Of course, even two measures can’t capture the actual match between different vendors’ capabilities and each company’s particular requirements. There is truly no substitute for identifying your own needs and assessing the vendors directly against them. All I can hope to do with the generic ratings is to help buyers select the few products that are most likely to fit their needs. Narrowing the field early in the process will give marketers more time to look at the remaining contenders in more depth.


Glen Lipka said...

Great topic, near and dear to my heart.

Option 2 sounds cool. It allows each vendor to present their best practice methods. The difference in methodologies will help illustrate who their target audience is (e.g. Enterprise, SMB, etc). You also might consider having different types of campaigns, like Scoring, Nurturing, Data Processing. I imagine different vendors will vary substantively on how they achieve each of these.

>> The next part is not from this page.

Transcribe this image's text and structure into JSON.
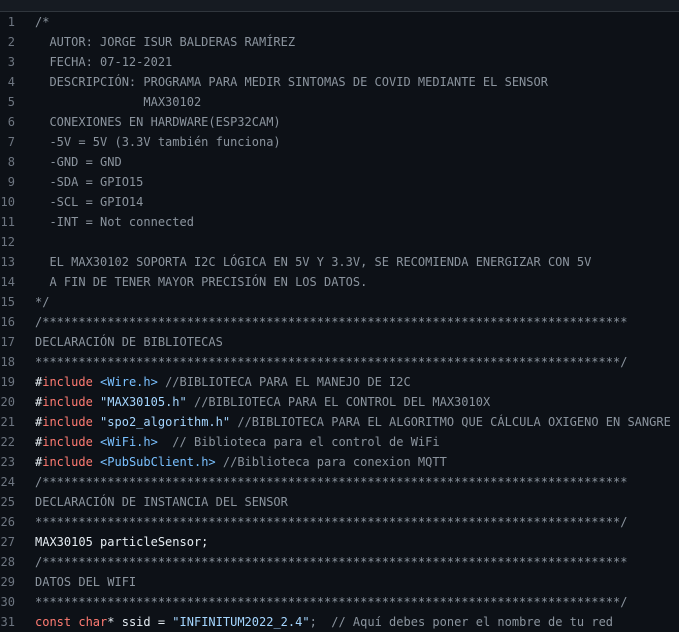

In terms of usability, one thing pops to mind. Task completion rates don't tell the whole story. I was at Intuit a few years ago and we noticed a real difference between satisfaction scores and task completion. One might love the application and still fail to complete their tasks, or vice-versa. Obviously, they affect each other. In the end, both an emotional connection AND high task-completion are the recipes for success. Monitoring the cross-section of satisfaction scores (Would you recommend this to a friend?) and task completion rates/times might give a fuller picture.

Lastly, I thought it might be interesting to also measure different cross-sections like:
1. How long does it take the first time you do X?
2. Do you need to repeat X many times? How difficult is that?
3. How easy is it to make mistakes? How easy is it to recover from mistakes?

There are so many questions and so many angles. It's great that you are doing the hard work of boiling it all down. Keep it up!

David Raab said...

Thanks Glen. You've hit the nail on the head: usability is a very complicated, multi-dimensional problem that I'm trying to simplify. The risk is I'll over-simplify it and do more harm than good. But buyers will seek out simple answers whether they come from me or someone else, so I'm hoping to at least address the issue as responsibly as possible.

Incidentally, I'm looking forward to seeing the new Marketo interface, which I'm sure you had much to do with. Talking to Phil later today.

Terry Morris said...


Thanks for a great article! I am wondering are there any companies or organizations out there that can do an independent assessment of the user friendliness of a specific software package


Terry Morris

David Raab said...

Hi Terry,

I'm not aware of anyone who specializes in that, but it would be part of any assessment done by a consultant who helps to select systems...such as Raab Associates.